The Alzheimer's Association released a report in 2010 that highlights the urgency of finding new and better treatments for Alzheimer's disease. Titled Changing the Trajectory of Alzheimer's Disease: A National Imperative, the report forecasts that caring for Alzheimer's patients will cost the United States $20 trillion over the next 40 years in the absence of disease-modifying treatments.
The report, which examines the current trajectory of Alzheimer's costs using a financial model developed by the Lewin Group, shows that the number of Americans over 65 years old who have this form of dementia will grow from 5.1 million today to 13.5 million by 2050.
Harry Johns, President and CEO of the Alzheimer's Association, commented, "We know that Alzheimer's disease is not just a 'little memory loss.' It is a national crisis that grows worse by the day. Alzheimer's not only poses a significant threat to millions of families, but also drives tremendous costs for government programs like Medicare and Medicaid."
The total cost of care in the U.S. will soar from $172 billion in 2010 to more than $1 trillion in 2050, with Medicare's portion of these costs increasing by more than 600%, from $88 billion to $627 billion. Medicaid's share of these costs will grow by over 400%, from $34 billion to $178 billion. (These costs do not include the uncompensated Alzheimer's home care provided by family caregivers.) One factor driving the explosive growth in costs is that nearly half (48%) of the 13.5 million people projected to have the disease in 2050 will be in the latest stages of the disease, when expensive 24-hour care is often necessary.
The two best hopes for improving lives and controlling costs are:
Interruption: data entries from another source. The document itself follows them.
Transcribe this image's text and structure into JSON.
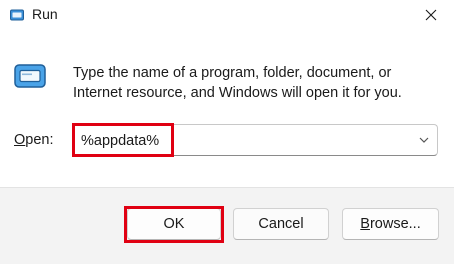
{
  "window": {
    "title": "Run",
    "icon": "run-app-icon",
    "close_icon": "close-icon"
  },
  "body": {
    "run_icon": "run-dialog-icon",
    "description": "Type the name of a program, folder, document, or Internet resource, and Windows will open it for you."
  },
  "open_field": {
    "label_accel": "O",
    "label_rest": "pen:",
    "value": "%appdata%",
    "chevron_icon": "chevron-down-icon"
  },
  "buttons": {
    "ok": "OK",
    "cancel": "Cancel",
    "browse_accel": "B",
    "browse_rest": "rowse..."
  },
  "colors": {
    "highlight": "#e00012",
    "accent": "#1f6fd1"
  }
}
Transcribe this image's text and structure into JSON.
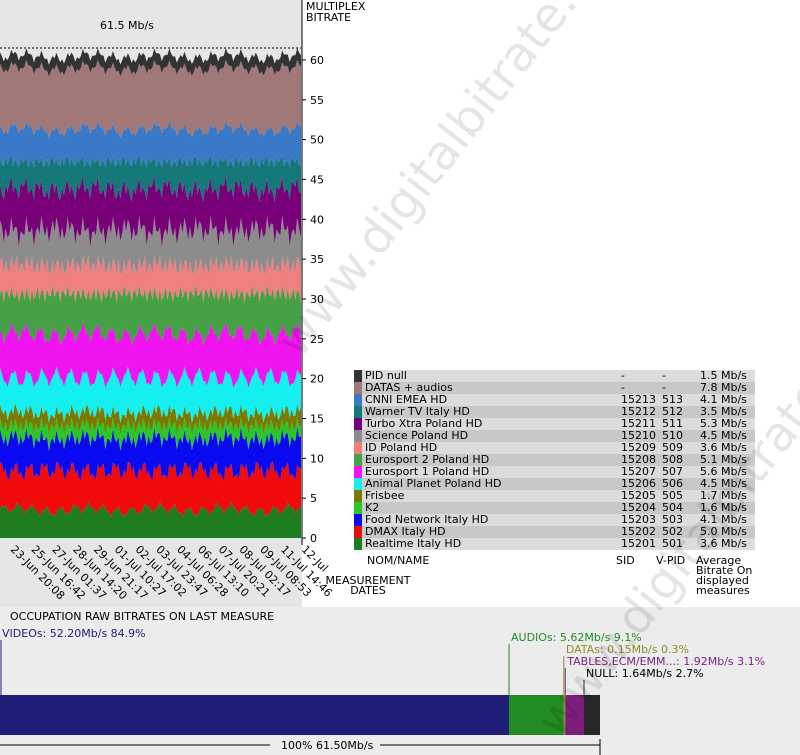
{
  "chart_data": [
    {
      "type": "area",
      "title": "61.5 Mb/s",
      "ylabel": "MULTIPLEX BITRATE",
      "xlabel": "MEASUREMENT DATES",
      "ylim": [
        0,
        62
      ],
      "yticks": [
        "0",
        "5",
        "10",
        "15",
        "20",
        "25",
        "30",
        "35",
        "40",
        "45",
        "50",
        "55",
        "60"
      ],
      "x": [
        "23-Jun 20:08",
        "25-Jun 16:42",
        "27-Jun 01:37",
        "28-Jun 14:20",
        "29-Jun 21:17",
        "01-Jul 10:27",
        "02-Jul 17:02",
        "03-Jul 23:47",
        "04-Jul 06:28",
        "06-Jul 13:10",
        "07-Jul 20:21",
        "08-Jul 02:17",
        "09-Jul 08:53",
        "11-Jul 14:46",
        "12-Jul"
      ],
      "legend_headers": {
        "name": "NOM/NAME",
        "sid": "SID",
        "vpid": "V-PID",
        "avg": "Average Bitrate On displayed measures"
      },
      "series": [
        {
          "name": "PID null",
          "sid": "-",
          "vpid": "-",
          "bitrate": "1.5 Mb/s",
          "value": 1.5,
          "color": "#333333"
        },
        {
          "name": "DATAS + audios",
          "sid": "-",
          "vpid": "-",
          "bitrate": "7.8 Mb/s",
          "value": 7.8,
          "color": "#a07878"
        },
        {
          "name": "CNNI EMEA HD",
          "sid": "15213",
          "vpid": "513",
          "bitrate": "4.1 Mb/s",
          "value": 4.1,
          "color": "#3a78c8"
        },
        {
          "name": "Warner TV Italy HD",
          "sid": "15212",
          "vpid": "512",
          "bitrate": "3.5 Mb/s",
          "value": 3.5,
          "color": "#147878"
        },
        {
          "name": "Turbo Xtra Poland HD",
          "sid": "15211",
          "vpid": "511",
          "bitrate": "5.3 Mb/s",
          "value": 5.3,
          "color": "#780078"
        },
        {
          "name": "Science Poland HD",
          "sid": "15210",
          "vpid": "510",
          "bitrate": "4.5 Mb/s",
          "value": 4.5,
          "color": "#8c8c8c"
        },
        {
          "name": "ID Poland HD",
          "sid": "15209",
          "vpid": "509",
          "bitrate": "3.6 Mb/s",
          "value": 3.6,
          "color": "#f08080"
        },
        {
          "name": "Eurosport 2 Poland HD",
          "sid": "15208",
          "vpid": "508",
          "bitrate": "5.1 Mb/s",
          "value": 5.1,
          "color": "#46a046"
        },
        {
          "name": "Eurosport 1 Poland HD",
          "sid": "15207",
          "vpid": "507",
          "bitrate": "5.6 Mb/s",
          "value": 5.6,
          "color": "#f014f0"
        },
        {
          "name": "Animal Planet Poland HD",
          "sid": "15206",
          "vpid": "506",
          "bitrate": "4.5 Mb/s",
          "value": 4.5,
          "color": "#14f0f0"
        },
        {
          "name": "Frisbee",
          "sid": "15205",
          "vpid": "505",
          "bitrate": "1.7 Mb/s",
          "value": 1.7,
          "color": "#7a7a00"
        },
        {
          "name": "K2",
          "sid": "15204",
          "vpid": "504",
          "bitrate": "1.6 Mb/s",
          "value": 1.6,
          "color": "#28c828"
        },
        {
          "name": "Food Network Italy HD",
          "sid": "15203",
          "vpid": "503",
          "bitrate": "4.1 Mb/s",
          "value": 4.1,
          "color": "#0a0af0"
        },
        {
          "name": "DMAX Italy HD",
          "sid": "15202",
          "vpid": "502",
          "bitrate": "5.0 Mb/s",
          "value": 5.0,
          "color": "#f00a0a"
        },
        {
          "name": "Realtime Italy HD",
          "sid": "15201",
          "vpid": "501",
          "bitrate": "3.6 Mb/s",
          "value": 3.6,
          "color": "#1e7d1e"
        }
      ]
    },
    {
      "type": "bar",
      "title": "OCCUPATION RAW BITRATES ON LAST MEASURE",
      "total_label": "100%  61.50Mb/s",
      "segments": [
        {
          "label": "VIDEOs: 52.20Mb/s  84.9%",
          "value": 52.2,
          "color": "#1e1e78"
        },
        {
          "label": "AUDIOs: 5.62Mb/s  9.1%",
          "value": 5.62,
          "color": "#228b22"
        },
        {
          "label": "DATAs: 0.15Mb/s  0.3%",
          "value": 0.15,
          "color": "#8c8c28"
        },
        {
          "label": "TABLES,ECM/EMM...: 1.92Mb/s  3.1%",
          "value": 1.92,
          "color": "#7d1e7d"
        },
        {
          "label": "NULL: 1.64Mb/s  2.7%",
          "value": 1.64,
          "color": "#282828"
        }
      ]
    }
  ],
  "watermark": "www.digitalbitrate.com"
}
1. Delaying Onset of the Disease--Even modest improvements in delaying the onset of Alzheimer's would have a big impact. The report modeled what would happen if a treatment breakthrough, starting in 2015, could delay onset of the disease by five years (this would be similar to anti-cholesterol drugs preventing heart disease). In that scenario, 1.6 million fewer Americans over 65 would have the disease in 2020, and 5.8 million fewer in 2050. This development would save Medicare and Medicaid $42 billion per year in 2020 and $362 billion per year in 2050.
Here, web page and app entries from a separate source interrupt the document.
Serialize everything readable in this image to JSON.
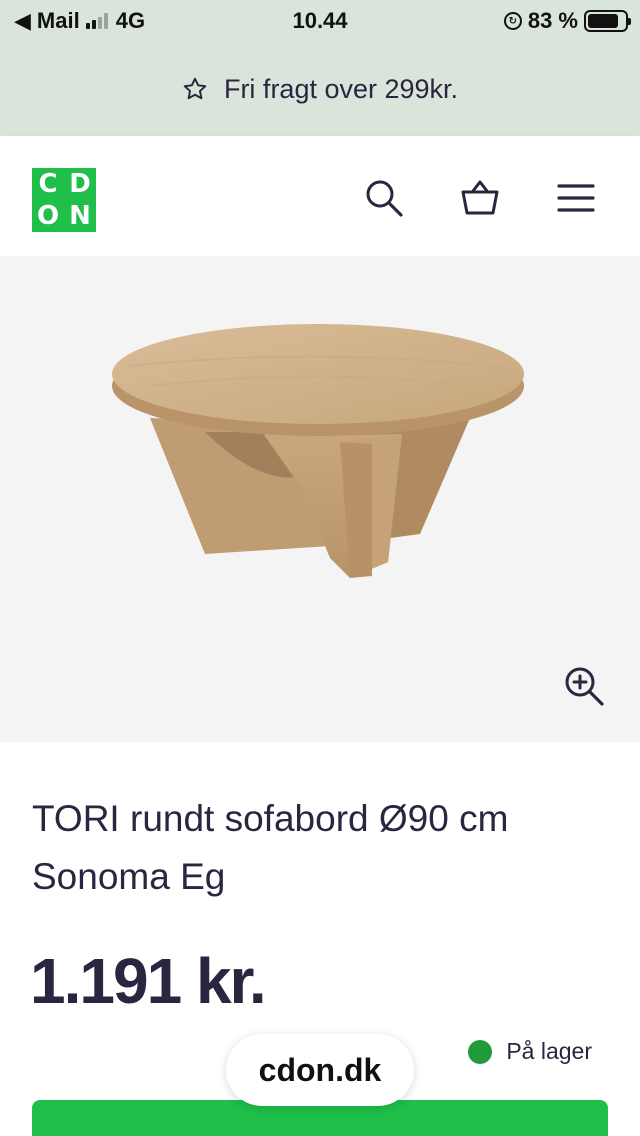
{
  "status_bar": {
    "back_app": "Mail",
    "network": "4G",
    "time": "10.44",
    "battery": "83 %"
  },
  "promo": {
    "text": "Fri fragt over 299kr.",
    "icon": "star-outline-icon"
  },
  "header": {
    "logo_letters": [
      "C",
      "D",
      "O",
      "N"
    ],
    "icons": [
      "search-icon",
      "basket-icon",
      "menu-icon"
    ]
  },
  "product": {
    "title_line1": "TORI rundt sofabord Ø90 cm",
    "title_line2": "Sonoma Eg",
    "price": "1.191 kr.",
    "stock": "På lager"
  },
  "browser": {
    "url": "cdon.dk"
  },
  "colors": {
    "brand_green": "#1fbf4a",
    "stock_green": "#1f9b3b",
    "promo_bg": "#d9e4da",
    "text_dark": "#2a2640"
  }
}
2. Slowing Progression of the Disease--A treatment breakthrough that slowed disease progression would also lead to a dramatic reduction in human suffering and cost of care (this would be similar to recent developments in managing HIV/AIDS and some cancers). In the scenario modeled by the Lewin Group, the number of Alzheimer's patients in the severe stage of the disease would drop by 1.3 million in 2020 and 5.3 million in 2050. Annual savings to Medicare and Medicaid would add up to $34 billion in 2020 and $180 billion in 2050.
To avoid this bleak future, the Alzheimer's Association is working to enact legislation that would increase investment in research. Johns added, "Alzheimer's is an unfolding natural disaster. The federal government has sent a token response and has no plan. Immediate and substantial research investments are required to avoid an even more disastrous future for American families and already overwhelmed state and federal budgets. For the human effects and the country's fiscal future, we must change the trajectory of the Alzheimer's crisis."
CEO of Tender Rose Home Care, specializing in home care for people with Alzheimer's and other forms of dementia.